An initial draft of the human genome sequence was first described in 2000, and was the culmination of over a decade of work at a cost of roughly three billion US dollars. In a little over a decade, sequencing technology has advanced so dramatically that a human genome can be sequenced in less than a week for $5,000, numbers that will surely be outdated by the time this is published. Accordingly, DNA sequencing has proceeded at a frenetic pace over the past several years, allowing unprecedented insights into the amount and patterns of genetic variation that exists among individuals. To be clear, genetic variation simply means that the spelling of DNA sequences varies between individuals. These spelling errors, or mutations, arise when mistakes are made during the copying of DNA. Each of us carries roughly 3 million mutations in our genome. Although many, perhaps most, are inconsequential, a subset influences our susceptibility to disease and adverse drug responses, physical characteristics, and personality.
A powerful window into the past

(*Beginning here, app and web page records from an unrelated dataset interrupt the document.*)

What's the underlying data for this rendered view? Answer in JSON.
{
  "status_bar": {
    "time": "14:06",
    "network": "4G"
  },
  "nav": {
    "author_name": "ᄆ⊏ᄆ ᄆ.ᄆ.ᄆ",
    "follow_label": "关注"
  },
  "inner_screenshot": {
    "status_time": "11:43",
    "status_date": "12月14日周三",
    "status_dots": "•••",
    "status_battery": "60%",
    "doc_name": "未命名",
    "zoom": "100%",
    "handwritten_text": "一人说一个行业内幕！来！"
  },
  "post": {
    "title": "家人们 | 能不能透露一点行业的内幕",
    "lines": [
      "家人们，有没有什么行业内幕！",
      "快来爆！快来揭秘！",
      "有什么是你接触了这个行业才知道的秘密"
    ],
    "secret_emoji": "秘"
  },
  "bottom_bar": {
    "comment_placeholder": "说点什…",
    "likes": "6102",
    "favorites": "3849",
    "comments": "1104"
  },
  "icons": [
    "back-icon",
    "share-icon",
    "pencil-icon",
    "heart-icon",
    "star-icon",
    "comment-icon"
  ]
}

Beyond the influence of genetic variation on disease, it also provides a powerful window into our past, revealing stories about where humanity first arose, our ancestors struggle to survive as they inhabited new lands, and encounters with archaic humans such as Neanderthals. One of the most exciting new stories to emerge over the last year, made possible by the revolutionary advances in DNA sequencing technology, is that our DNA bears the scars of recent and explosive growth in population size. What is often overlooked in a time in which over seven billion people inhabit the earth is that for much of our history humans existed in relatively small numbers, perhaps barely enough to fill a football stadium. What happened that allowed humans to increase in size so dramatically and what are the consequences for human health and evolution?
The most important factor in our transition from thousands, to millions, to billions of people was the development of agriculture approximately 12,000 years ago, and subsequent technological and cultural innovations. Although most of the mutations in our DNA are inherited from our parents, each of us carries on the order of ~100 new mutations. As our population size started to rapidly increase following the advent of agriculture, so to did the number of newly arisen mutations that were pumped into the population. However, because these mutations are so rare, perhaps only existing in a handful of individuals, very large sample sizes are necessary to study them.
We recently sequenced the protein-coding regions of 6,515 individuals and were able to rigorously study the characteristics of rare variation. The results were staggering. We found that approximately 75% of all protein-coding mutations arose in the last 5,000 to 10,000 years, perfectly coinciding with the great expansion of human population size. In other words, the amount of genetic variation present in contemporary populations is considerably different than what existed even as recently as a few thousand years ago. To paraphrase Bob Dylan, the genetic constitution of our species is a-changin.’
New natural selection
The influx of these recently arisen and very rare mutations into our gene pool raises a number of fascinating issues. Most pragmatically, explosive population growth and the mutations that ensued may play an important role in shaping patterns and prevalence of human disease, an area of active investigation. Theory predicts that recently arisen mutations should be enriched for deleterious variants, as evolution has not had sufficient time to purge them from the population. Indeed, we estimate that 86% of all deleterious protein-coding mutations arose in the last 5,000 to 10,000 years. I am generally skeptical of the idea that natural selection no longer acts on humans, as it presumes that we understand far too much about the intricate and potentially subtle agents of selective change. Nonetheless, it is undeniable that advances in science and medicine have influenced the efficiency of selection to cull at least some deleterious mutations, which may allow such variants to persist in the population and rise in frequency. Perhaps in the future, selection will act less on mutations that govern overt disease traits, and focus its power on more nebulously defined behavioral and social characteristics, increasingly shaped by the complex and rapidly changing ways technology is influencing our culture. Although the future trajectory of human evolution is intrinsically unpredictable, what is clear is that with each generation humanity incurs billions of new mutations, providing an enormous cache of variability for selection to act upon.
In short, our past has been prologue, and our recent history has dramatically shaped the spectrum of genetic variability that exists today. As sequencing data continues to accumulate, particularly from the world’s diverse populations, we should anticipate new tales of human history to emerge from our DNA.